Brief screening questionnaires that can be quickly administered in primary care settings have been developed for use with diverse populations and can identify those at risk for mental and physical health problems. However, providers must be trained to ask about histories of trauma and its bodily manifestations to minimize barriers to COVID-19 testing and treatment. Researchers and mental health professionals must not only be trained to address COVID-19-related trauma but understand its effects on underresourced communities that have long been affected by adversity, poor mental health and chronic disease.

Recognize and remedy traumatic effects of racial discrimination

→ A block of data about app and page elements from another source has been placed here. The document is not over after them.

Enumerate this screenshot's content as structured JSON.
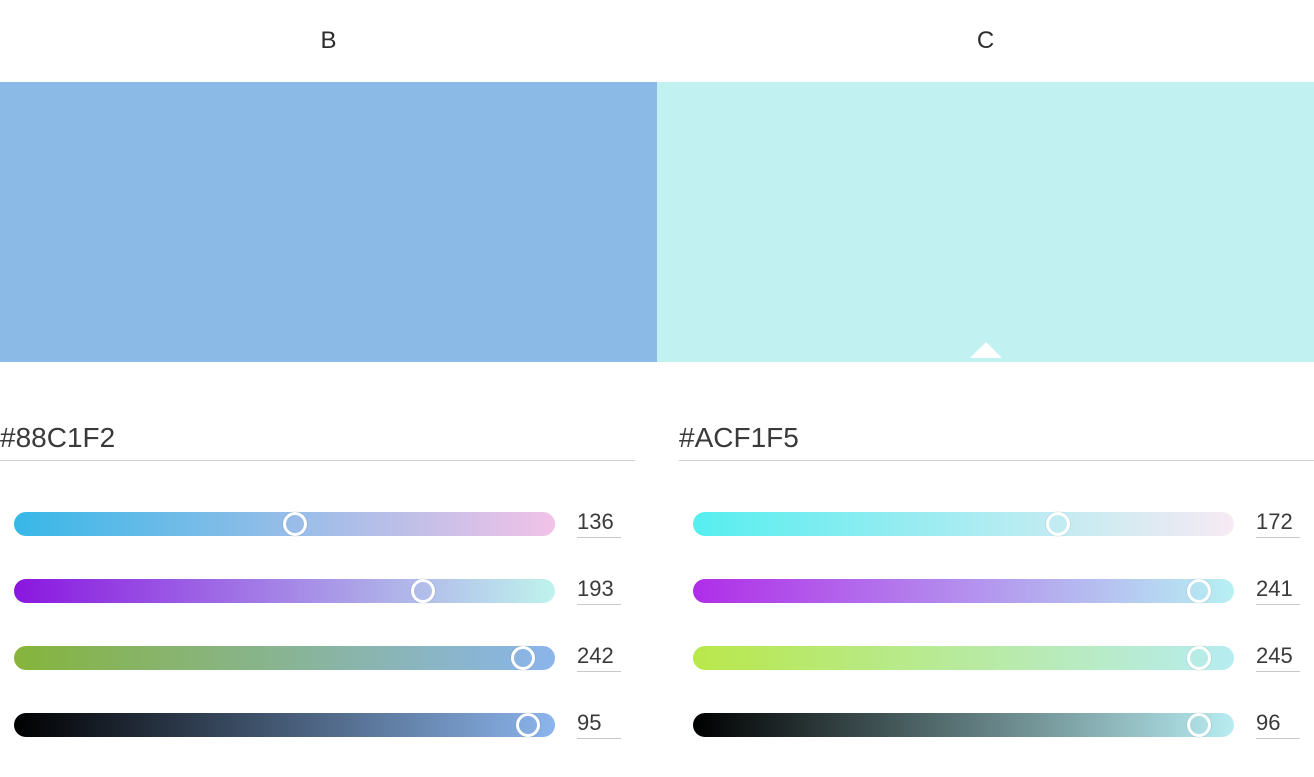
{
  "columns": [
    {
      "label": "B",
      "swatch_color": "#8cbae7",
      "selected": false,
      "hex": "#88C1F2",
      "sliders": [
        {
          "value": "136",
          "max": 255,
          "thumb_pct": 52.0,
          "gradient_from": "#37b8e8",
          "gradient_to": "#f2c2e8"
        },
        {
          "value": "193",
          "max": 255,
          "thumb_pct": 75.6,
          "gradient_from": "#8a16e0",
          "gradient_to": "#bff3ed"
        },
        {
          "value": "242",
          "max": 255,
          "thumb_pct": 94.0,
          "gradient_from": "#86b43b",
          "gradient_to": "#8bb5ec"
        },
        {
          "value": "95",
          "max": 100,
          "thumb_pct": 95.0,
          "gradient_from": "#000000",
          "gradient_to": "#8bb5ec"
        }
      ]
    },
    {
      "label": "C",
      "swatch_color": "#c2f1f1",
      "selected": true,
      "hex": "#ACF1F5",
      "sliders": [
        {
          "value": "172",
          "max": 255,
          "thumb_pct": 67.4,
          "gradient_from": "#56eef0",
          "gradient_to": "#f7eaf3"
        },
        {
          "value": "241",
          "max": 255,
          "thumb_pct": 93.5,
          "gradient_from": "#b02de8",
          "gradient_to": "#b7f0f3"
        },
        {
          "value": "245",
          "max": 255,
          "thumb_pct": 93.5,
          "gradient_from": "#b9e84a",
          "gradient_to": "#b7ecf1"
        },
        {
          "value": "96",
          "max": 100,
          "thumb_pct": 93.5,
          "gradient_from": "#000000",
          "gradient_to": "#b7ecf1"
        }
      ]
    }
  ]
}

Research shows that social rejection based on race is related to post-traumatic stress and depression symptoms. Mental health problems caused by COVID-19 can be exacerbated by experiences of discrimination, linking racism and COVID-19. Police shootings of unarmed Black citizens can have a devastating effect on entire communities, increasing anxiety, depression, number of sick days taken and school absences.

The experience of racial discrimination over a person’s lifetime is an aspect of cumulative trauma that has reverberating repercussions for health and mental health. Intervention programs that contextualize discrimination in historical terms can mitigate the negative effects. Unconscious biases of Black inferiority perpetuate racism and discrimination; interventions designed to address these biases are critical to promote social justice and health equity.

With the establishment of a new coronavirus task force, the incoming Biden administration has taken a critical first step in turning back COVID-19 in the U.S. We believe what needs to follow is a program that aims to close the racial gap brought to light by the pandemic.

Based on our experience and studies, we think the evidence suggests that this program must look at communities as a whole and their cultural values and experiences and remove barriers to health care. It should affirm the existence of and remedy the effects of widespread racism and discrimination. While this approach is ambitious, it is necessary. By adopting it, the Biden presidency can halt, and begin to close, the widening racial gap in health due to COVID-19.The Conversation

Tamra Burns Loeb, Adjunct Associate Professor – Interim, UCLA School of Medicine and Dorothy Chin, Associate Research Psychologist, UCLA School of Medicine

This article is republished from The Conversation under a Creative Commons license. Read the original article.